Records excerpted from a collection

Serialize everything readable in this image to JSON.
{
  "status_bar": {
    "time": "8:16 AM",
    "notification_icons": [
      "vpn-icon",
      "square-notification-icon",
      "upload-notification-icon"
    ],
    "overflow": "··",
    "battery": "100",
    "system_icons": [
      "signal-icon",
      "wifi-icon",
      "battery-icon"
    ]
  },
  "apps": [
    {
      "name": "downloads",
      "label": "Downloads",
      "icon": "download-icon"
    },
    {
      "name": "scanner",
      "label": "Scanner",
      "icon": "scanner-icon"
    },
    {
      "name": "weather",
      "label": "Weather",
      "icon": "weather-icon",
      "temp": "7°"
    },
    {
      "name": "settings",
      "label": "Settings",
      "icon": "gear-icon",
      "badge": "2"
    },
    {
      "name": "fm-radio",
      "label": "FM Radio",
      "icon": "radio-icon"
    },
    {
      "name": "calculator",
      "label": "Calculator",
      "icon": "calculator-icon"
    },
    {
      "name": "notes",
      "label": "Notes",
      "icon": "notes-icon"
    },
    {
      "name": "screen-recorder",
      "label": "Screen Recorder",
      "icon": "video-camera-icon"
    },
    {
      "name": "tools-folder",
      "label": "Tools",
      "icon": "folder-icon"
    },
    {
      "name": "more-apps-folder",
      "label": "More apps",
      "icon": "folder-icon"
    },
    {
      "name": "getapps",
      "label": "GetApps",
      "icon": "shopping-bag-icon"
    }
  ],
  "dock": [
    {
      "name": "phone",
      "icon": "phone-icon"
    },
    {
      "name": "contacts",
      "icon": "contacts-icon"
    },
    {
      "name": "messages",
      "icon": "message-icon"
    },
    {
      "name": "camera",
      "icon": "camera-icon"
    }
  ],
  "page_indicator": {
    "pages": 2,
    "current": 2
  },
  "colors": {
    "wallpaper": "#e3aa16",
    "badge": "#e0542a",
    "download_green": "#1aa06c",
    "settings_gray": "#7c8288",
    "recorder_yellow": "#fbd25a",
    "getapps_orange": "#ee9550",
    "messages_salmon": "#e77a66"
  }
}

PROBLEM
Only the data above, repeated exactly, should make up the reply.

ANSWER AREA
Serialize everything readable in this image to JSON.
{
  "status_bar": {
    "time": "8:16 AM",
    "notification_icons": [
      "vpn-icon",
      "square-notification-icon",
      "upload-notification-icon"
    ],
    "overflow": "··",
    "battery": "100",
    "system_icons": [
      "signal-icon",
      "wifi-icon",
      "battery-icon"
    ]
  },
  "apps": [
    {
      "name": "downloads",
      "label": "Downloads",
      "icon": "download-icon"
    },
    {
      "name": "scanner",
      "label": "Scanner",
      "icon": "scanner-icon"
    },
    {
      "name": "weather",
      "label": "Weather",
      "icon": "weather-icon",
      "temp": "7°"
    },
    {
      "name": "settings",
      "label": "Settings",
      "icon": "gear-icon",
      "badge": "2"
    },
    {
      "name": "fm-radio",
      "label": "FM Radio",
      "icon": "radio-icon"
    },
    {
      "name": "calculator",
      "label": "Calculator",
      "icon": "calculator-icon"
    },
    {
      "name": "notes",
      "label": "Notes",
      "icon": "notes-icon"
    },
    {
      "name": "screen-recorder",
      "label": "Screen Recorder",
      "icon": "video-camera-icon"
    },
    {
      "name": "tools-folder",
      "label": "Tools",
      "icon": "folder-icon"
    },
    {
      "name": "more-apps-folder",
      "label": "More apps",
      "icon": "folder-icon"
    },
    {
      "name": "getapps",
      "label": "GetApps",
      "icon": "shopping-bag-icon"
    }
  ],
  "dock": [
    {
      "name": "phone",
      "icon": "phone-icon"
    },
    {
      "name": "contacts",
      "icon": "contacts-icon"
    },
    {
      "name": "messages",
      "icon": "message-icon"
    },
    {
      "name": "camera",
      "icon": "camera-icon"
    }
  ],
  "page_indicator": {
    "pages": 2,
    "current": 2
  },
  "colors": {
    "wallpaper": "#e3aa16",
    "badge": "#e0542a",
    "download_green": "#1aa06c",
    "settings_gray": "#7c8288",
    "recorder_yellow": "#fbd25a",
    "getapps_orange": "#ee9550",
    "messages_salmon": "#e77a66"
  }
}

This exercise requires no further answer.